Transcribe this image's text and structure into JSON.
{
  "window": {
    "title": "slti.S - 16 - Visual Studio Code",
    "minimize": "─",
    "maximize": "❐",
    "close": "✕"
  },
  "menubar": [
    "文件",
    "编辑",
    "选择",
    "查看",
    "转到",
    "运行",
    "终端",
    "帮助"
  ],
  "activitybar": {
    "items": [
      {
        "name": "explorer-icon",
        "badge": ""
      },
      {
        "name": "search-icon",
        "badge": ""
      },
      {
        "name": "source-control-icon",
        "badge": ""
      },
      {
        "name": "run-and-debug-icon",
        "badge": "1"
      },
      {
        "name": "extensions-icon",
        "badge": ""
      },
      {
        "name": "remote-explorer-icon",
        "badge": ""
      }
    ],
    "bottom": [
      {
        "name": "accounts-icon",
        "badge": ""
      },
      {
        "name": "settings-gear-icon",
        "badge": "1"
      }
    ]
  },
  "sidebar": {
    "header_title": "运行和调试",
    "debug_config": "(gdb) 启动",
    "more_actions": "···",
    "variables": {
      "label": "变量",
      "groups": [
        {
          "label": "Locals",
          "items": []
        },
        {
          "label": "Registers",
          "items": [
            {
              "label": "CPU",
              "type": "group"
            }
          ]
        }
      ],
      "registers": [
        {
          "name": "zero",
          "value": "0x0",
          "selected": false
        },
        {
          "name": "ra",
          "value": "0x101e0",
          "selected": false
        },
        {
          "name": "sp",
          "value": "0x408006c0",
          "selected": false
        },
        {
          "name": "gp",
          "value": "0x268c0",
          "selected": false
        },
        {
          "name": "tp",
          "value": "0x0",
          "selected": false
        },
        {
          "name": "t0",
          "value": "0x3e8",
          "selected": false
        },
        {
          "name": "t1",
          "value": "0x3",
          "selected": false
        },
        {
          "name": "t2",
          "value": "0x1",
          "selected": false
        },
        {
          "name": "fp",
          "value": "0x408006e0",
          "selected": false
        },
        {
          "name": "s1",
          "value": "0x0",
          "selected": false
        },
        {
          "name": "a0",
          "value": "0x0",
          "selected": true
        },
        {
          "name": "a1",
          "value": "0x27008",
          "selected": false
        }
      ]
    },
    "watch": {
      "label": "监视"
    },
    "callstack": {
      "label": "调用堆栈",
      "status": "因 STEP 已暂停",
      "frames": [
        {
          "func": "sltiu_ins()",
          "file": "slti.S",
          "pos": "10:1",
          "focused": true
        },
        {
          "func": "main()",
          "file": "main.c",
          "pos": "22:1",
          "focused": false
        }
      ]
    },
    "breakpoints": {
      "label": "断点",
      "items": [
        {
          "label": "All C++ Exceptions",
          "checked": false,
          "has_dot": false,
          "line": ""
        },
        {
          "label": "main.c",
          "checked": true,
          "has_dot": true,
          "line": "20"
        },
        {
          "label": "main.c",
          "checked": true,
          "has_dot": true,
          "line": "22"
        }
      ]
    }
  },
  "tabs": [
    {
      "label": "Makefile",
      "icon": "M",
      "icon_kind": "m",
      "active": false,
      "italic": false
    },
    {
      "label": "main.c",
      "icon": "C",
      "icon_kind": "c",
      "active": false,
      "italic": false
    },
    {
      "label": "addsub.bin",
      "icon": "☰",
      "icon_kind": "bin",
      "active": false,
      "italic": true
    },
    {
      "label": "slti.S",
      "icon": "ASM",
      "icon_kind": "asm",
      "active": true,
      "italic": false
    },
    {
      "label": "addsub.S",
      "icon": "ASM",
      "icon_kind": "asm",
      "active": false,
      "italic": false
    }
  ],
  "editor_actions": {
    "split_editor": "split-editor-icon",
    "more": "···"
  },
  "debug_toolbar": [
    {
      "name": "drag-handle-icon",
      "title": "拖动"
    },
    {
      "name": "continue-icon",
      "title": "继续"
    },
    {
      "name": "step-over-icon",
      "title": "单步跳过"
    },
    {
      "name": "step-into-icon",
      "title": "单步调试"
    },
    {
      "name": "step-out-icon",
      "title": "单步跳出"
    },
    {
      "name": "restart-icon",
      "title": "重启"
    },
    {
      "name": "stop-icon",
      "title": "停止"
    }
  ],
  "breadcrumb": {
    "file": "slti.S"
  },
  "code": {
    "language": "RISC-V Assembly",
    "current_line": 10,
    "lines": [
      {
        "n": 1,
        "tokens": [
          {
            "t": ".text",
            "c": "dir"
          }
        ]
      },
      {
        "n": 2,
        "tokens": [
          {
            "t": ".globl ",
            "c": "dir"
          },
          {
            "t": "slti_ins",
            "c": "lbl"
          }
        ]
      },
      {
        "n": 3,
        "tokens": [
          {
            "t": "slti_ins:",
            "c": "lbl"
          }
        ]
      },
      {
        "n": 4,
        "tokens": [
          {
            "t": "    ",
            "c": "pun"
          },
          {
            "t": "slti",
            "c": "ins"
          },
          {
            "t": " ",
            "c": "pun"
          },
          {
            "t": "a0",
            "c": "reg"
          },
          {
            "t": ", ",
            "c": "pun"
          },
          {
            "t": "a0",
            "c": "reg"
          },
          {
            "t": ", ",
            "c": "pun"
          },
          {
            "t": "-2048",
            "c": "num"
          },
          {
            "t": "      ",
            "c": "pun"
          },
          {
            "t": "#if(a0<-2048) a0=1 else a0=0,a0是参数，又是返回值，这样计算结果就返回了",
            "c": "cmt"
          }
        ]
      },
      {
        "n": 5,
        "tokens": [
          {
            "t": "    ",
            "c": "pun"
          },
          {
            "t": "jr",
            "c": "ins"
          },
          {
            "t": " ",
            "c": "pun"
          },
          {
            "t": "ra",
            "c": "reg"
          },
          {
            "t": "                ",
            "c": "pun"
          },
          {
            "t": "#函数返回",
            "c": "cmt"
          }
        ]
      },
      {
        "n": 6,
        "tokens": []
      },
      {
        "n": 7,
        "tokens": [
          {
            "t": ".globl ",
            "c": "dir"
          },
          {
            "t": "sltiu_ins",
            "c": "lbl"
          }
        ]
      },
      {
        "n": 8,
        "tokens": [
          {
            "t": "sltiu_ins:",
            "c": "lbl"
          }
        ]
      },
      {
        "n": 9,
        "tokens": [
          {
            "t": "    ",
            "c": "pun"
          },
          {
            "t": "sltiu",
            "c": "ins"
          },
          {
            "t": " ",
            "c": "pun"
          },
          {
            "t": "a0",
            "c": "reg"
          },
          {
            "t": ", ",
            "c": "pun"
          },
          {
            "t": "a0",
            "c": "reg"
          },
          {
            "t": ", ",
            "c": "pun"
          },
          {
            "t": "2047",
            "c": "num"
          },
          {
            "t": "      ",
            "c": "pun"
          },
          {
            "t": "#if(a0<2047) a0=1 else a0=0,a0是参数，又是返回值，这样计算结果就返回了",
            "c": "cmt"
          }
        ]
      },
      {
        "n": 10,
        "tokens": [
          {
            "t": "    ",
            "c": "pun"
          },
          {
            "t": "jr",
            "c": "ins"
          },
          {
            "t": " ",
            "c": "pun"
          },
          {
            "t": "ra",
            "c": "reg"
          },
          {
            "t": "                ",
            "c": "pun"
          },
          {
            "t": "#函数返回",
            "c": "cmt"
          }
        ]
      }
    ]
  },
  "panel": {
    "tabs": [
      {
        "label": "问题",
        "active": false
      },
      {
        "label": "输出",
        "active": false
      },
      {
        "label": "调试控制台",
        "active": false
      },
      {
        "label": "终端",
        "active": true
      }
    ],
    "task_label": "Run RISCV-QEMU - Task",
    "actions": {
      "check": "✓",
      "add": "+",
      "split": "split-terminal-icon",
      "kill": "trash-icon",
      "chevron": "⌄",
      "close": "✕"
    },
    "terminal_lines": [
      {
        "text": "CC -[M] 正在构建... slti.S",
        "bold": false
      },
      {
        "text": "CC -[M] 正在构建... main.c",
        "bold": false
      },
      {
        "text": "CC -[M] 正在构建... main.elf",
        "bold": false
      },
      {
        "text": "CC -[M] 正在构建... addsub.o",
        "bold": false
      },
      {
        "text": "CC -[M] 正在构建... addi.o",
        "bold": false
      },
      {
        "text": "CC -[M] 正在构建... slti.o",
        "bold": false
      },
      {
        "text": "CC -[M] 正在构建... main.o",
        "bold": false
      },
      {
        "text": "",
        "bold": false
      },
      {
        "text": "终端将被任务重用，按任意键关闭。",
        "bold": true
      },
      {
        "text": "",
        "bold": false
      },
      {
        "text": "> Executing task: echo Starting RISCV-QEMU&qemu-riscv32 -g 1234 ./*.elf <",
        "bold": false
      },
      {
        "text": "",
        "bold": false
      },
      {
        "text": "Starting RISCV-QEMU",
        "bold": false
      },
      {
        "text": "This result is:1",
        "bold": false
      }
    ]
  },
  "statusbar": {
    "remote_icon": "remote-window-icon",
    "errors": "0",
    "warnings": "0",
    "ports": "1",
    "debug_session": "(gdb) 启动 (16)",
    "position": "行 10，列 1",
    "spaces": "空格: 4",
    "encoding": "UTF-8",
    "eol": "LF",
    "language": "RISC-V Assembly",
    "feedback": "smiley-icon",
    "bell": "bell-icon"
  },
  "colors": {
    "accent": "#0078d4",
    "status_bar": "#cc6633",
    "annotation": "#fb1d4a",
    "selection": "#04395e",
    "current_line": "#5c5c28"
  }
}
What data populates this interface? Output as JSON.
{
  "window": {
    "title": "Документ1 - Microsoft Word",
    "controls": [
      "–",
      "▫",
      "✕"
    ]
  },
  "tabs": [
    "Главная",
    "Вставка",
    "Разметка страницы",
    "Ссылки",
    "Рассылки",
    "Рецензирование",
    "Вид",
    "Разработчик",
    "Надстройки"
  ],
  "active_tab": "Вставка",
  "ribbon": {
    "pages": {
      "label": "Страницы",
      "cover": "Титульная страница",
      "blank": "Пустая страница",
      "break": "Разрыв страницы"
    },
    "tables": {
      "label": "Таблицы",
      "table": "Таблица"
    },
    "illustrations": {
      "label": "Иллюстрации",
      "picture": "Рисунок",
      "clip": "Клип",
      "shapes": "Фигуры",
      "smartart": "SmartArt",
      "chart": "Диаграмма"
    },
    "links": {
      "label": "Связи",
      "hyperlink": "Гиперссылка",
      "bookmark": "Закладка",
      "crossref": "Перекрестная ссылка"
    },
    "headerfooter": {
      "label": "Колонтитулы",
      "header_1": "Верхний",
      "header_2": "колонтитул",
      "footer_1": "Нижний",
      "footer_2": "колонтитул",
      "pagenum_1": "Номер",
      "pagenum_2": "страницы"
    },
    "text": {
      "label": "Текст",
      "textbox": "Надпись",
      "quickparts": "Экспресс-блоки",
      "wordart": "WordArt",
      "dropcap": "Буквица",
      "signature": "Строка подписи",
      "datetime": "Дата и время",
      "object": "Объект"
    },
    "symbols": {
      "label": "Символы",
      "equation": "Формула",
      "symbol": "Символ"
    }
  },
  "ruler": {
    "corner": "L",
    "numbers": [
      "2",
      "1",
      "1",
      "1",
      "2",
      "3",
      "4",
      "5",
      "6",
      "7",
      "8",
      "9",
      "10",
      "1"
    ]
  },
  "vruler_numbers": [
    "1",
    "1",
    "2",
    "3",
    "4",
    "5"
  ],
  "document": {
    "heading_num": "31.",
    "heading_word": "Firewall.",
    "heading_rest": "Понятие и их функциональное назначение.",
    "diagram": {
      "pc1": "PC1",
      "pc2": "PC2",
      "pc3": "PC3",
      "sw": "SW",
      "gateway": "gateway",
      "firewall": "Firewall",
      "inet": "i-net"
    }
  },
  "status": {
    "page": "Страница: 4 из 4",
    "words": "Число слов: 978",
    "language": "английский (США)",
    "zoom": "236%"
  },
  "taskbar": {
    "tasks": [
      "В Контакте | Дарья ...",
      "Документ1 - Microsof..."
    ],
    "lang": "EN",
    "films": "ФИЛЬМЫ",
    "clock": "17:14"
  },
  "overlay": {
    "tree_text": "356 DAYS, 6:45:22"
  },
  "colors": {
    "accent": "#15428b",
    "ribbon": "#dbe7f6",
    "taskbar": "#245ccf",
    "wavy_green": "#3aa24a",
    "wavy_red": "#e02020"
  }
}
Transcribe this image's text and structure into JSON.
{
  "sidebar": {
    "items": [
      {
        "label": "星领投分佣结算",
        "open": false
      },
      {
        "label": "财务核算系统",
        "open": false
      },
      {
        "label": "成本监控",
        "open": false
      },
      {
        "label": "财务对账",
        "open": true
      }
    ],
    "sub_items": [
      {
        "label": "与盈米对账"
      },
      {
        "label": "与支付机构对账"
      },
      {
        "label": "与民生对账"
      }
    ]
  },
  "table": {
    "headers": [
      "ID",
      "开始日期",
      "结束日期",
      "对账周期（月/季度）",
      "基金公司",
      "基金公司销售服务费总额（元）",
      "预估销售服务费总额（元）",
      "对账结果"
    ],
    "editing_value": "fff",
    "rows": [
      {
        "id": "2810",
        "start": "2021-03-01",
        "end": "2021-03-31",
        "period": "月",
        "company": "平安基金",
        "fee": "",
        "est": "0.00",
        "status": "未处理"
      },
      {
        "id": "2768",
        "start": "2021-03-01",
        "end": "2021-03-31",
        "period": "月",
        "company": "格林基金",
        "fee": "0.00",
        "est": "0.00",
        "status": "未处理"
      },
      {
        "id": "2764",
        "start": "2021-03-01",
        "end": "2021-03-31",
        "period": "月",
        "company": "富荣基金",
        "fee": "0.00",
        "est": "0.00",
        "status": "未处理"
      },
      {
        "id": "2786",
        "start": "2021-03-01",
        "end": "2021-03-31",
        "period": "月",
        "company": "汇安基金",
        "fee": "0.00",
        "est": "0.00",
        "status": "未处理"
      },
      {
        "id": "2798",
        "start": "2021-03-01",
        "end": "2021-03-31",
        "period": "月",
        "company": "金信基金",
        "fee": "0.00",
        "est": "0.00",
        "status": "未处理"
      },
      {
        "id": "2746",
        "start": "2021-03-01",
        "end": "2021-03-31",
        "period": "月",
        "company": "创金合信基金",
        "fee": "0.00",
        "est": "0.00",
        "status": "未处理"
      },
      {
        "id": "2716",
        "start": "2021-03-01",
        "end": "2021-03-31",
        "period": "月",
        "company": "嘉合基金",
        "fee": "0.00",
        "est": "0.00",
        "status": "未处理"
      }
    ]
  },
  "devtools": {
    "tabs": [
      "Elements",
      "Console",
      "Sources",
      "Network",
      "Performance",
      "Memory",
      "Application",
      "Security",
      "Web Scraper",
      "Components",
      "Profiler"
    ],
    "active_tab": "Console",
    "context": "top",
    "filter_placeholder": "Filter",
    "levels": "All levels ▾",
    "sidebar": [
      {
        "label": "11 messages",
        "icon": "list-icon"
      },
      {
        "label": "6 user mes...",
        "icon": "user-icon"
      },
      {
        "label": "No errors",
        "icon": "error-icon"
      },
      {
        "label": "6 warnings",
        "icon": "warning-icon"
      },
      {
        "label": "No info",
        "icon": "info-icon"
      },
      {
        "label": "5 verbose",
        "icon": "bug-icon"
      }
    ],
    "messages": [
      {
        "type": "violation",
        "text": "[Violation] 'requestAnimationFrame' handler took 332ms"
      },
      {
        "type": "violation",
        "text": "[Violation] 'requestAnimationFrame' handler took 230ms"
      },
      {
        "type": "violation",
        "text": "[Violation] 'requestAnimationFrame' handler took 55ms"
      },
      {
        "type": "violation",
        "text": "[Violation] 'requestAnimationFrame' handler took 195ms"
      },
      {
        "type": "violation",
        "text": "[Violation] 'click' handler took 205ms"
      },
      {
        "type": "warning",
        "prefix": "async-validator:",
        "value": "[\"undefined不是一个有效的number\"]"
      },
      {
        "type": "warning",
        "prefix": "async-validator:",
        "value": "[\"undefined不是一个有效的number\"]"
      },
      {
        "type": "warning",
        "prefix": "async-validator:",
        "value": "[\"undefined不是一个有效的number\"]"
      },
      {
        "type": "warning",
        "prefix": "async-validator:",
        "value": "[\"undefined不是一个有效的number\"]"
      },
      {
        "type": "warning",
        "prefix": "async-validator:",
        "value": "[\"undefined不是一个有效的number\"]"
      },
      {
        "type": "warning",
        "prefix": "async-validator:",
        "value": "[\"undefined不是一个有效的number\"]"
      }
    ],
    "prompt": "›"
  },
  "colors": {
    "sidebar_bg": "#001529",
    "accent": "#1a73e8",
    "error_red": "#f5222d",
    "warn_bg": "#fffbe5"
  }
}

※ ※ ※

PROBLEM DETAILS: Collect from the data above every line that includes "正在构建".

EXERCISE OUTPUT:
        "text": "CC -[M] 正在构建... slti.S",
        "text": "CC -[M] 正在构建... main.c",
        "text": "CC -[M] 正在构建... main.elf",
        "text": "CC -[M] 正在构建... addsub.o",
        "text": "CC -[M] 正在构建... addi.o",
        "text": "CC -[M] 正在构建... slti.o",
        "text": "CC -[M] 正在构建... main.o",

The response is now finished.